I did find this article that talks about this sort of thing happening but I'm not sure what to do with it...
Anyone experience this before and know how to solve it?
The article suggests building a function to find the handle for the query and then use that handle to find it in the query store. Is there a problem with doing something like that?
In the interface, it is possible to force a query plan. I just don't know how to do that through sql scripts. So, even if I find the query in the query store tables, I wouldn't know how to force the old plan. I did rerun statistics on the table in question and it has started using the old plan again. So for now, I'm fine. I'm just worried it will decide to use the bad plan again so I'd like to force the old one.
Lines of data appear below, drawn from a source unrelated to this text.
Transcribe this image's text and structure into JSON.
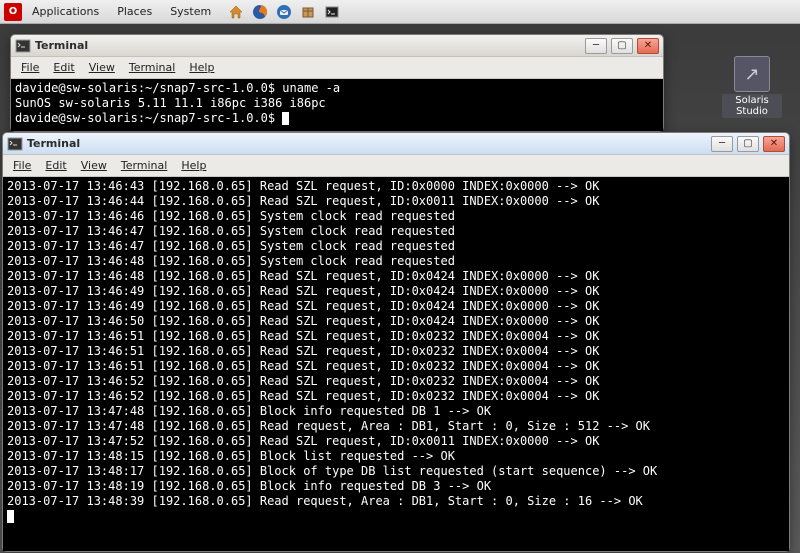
{
  "panel": {
    "menus": [
      "Applications",
      "Places",
      "System"
    ]
  },
  "desktop_icon": {
    "label": "Solaris Studio"
  },
  "window1": {
    "title": "Terminal",
    "menus": [
      "File",
      "Edit",
      "View",
      "Terminal",
      "Help"
    ],
    "lines": [
      "davide@sw-solaris:~/snap7-src-1.0.0$ uname -a",
      "SunOS sw-solaris 5.11 11.1 i86pc i386 i86pc",
      "davide@sw-solaris:~/snap7-src-1.0.0$ "
    ]
  },
  "window2": {
    "title": "Terminal",
    "menus": [
      "File",
      "Edit",
      "View",
      "Terminal",
      "Help"
    ],
    "lines": [
      "2013-07-17 13:46:43 [192.168.0.65] Read SZL request, ID:0x0000 INDEX:0x0000 --> OK",
      "2013-07-17 13:46:44 [192.168.0.65] Read SZL request, ID:0x0011 INDEX:0x0000 --> OK",
      "2013-07-17 13:46:46 [192.168.0.65] System clock read requested",
      "2013-07-17 13:46:47 [192.168.0.65] System clock read requested",
      "2013-07-17 13:46:47 [192.168.0.65] System clock read requested",
      "2013-07-17 13:46:48 [192.168.0.65] System clock read requested",
      "2013-07-17 13:46:48 [192.168.0.65] Read SZL request, ID:0x0424 INDEX:0x0000 --> OK",
      "2013-07-17 13:46:49 [192.168.0.65] Read SZL request, ID:0x0424 INDEX:0x0000 --> OK",
      "2013-07-17 13:46:49 [192.168.0.65] Read SZL request, ID:0x0424 INDEX:0x0000 --> OK",
      "2013-07-17 13:46:50 [192.168.0.65] Read SZL request, ID:0x0424 INDEX:0x0000 --> OK",
      "2013-07-17 13:46:51 [192.168.0.65] Read SZL request, ID:0x0232 INDEX:0x0004 --> OK",
      "2013-07-17 13:46:51 [192.168.0.65] Read SZL request, ID:0x0232 INDEX:0x0004 --> OK",
      "2013-07-17 13:46:51 [192.168.0.65] Read SZL request, ID:0x0232 INDEX:0x0004 --> OK",
      "2013-07-17 13:46:52 [192.168.0.65] Read SZL request, ID:0x0232 INDEX:0x0004 --> OK",
      "2013-07-17 13:46:52 [192.168.0.65] Read SZL request, ID:0x0232 INDEX:0x0004 --> OK",
      "2013-07-17 13:47:48 [192.168.0.65] Block info requested DB 1 --> OK",
      "2013-07-17 13:47:48 [192.168.0.65] Read request, Area : DB1, Start : 0, Size : 512 --> OK",
      "2013-07-17 13:47:52 [192.168.0.65] Read SZL request, ID:0x0011 INDEX:0x0000 --> OK",
      "2013-07-17 13:48:15 [192.168.0.65] Block list requested --> OK",
      "2013-07-17 13:48:17 [192.168.0.65] Block of type DB list requested (start sequence) --> OK",
      "2013-07-17 13:48:19 [192.168.0.65] Block info requested DB 3 --> OK",
      "2013-07-17 13:48:39 [192.168.0.65] Read request, Area : DB1, Start : 0, Size : 16 --> OK"
    ]
  }
}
Ah... got it. Unfortunately, I'll not be of any help there. When I find such queries, I use one of several available methods to prevent the plan from going bad due to parameter sniffing, etc. I also keep column and index stats up to snuff. What that all means is that when there's actually a good plan change, it can change.
Update all stats on all tables in all databases every two weeks. Also have autoupdate stats on. You'd think that would be good enough.
If you have tables that have an ever increasing key, it frequently won't be, even with auto-stats turned on, especially for larger tables. You also have to remember that a particular code run taking a bunch of extra time to execute might just be because the optimizer has determined that the stats need to be updated and, by default, will do so asynchronously prior to the actual execution of your query.